■ WORK REQUIRED
In the following listing, work out how many lines contain the string "kind", and state only that number.

■ DATASET RECORDS

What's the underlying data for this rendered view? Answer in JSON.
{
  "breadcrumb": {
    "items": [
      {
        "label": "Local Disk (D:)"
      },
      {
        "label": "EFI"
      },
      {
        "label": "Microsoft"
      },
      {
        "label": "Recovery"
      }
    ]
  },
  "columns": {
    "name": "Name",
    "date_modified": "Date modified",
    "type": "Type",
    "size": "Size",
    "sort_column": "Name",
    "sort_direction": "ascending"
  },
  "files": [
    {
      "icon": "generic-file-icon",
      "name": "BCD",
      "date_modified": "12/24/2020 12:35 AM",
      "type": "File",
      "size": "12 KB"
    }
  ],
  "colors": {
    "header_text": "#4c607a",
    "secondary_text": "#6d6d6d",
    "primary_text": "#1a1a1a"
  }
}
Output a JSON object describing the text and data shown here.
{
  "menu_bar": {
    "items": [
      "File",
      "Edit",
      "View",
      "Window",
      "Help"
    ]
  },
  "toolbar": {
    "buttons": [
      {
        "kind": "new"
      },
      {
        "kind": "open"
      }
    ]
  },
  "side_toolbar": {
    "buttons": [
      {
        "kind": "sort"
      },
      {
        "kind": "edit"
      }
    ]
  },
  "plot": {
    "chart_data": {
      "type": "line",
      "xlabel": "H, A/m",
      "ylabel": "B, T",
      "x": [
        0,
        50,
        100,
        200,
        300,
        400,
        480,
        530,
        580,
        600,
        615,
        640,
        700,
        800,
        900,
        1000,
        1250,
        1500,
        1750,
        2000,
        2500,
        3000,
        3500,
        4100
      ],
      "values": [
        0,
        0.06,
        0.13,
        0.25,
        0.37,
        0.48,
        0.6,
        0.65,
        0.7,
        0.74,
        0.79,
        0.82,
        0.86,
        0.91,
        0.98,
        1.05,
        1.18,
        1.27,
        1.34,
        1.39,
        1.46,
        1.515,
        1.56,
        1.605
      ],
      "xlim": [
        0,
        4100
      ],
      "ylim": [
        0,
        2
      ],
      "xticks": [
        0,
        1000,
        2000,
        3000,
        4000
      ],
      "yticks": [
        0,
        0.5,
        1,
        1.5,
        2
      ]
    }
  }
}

■ RESULT BELOW
4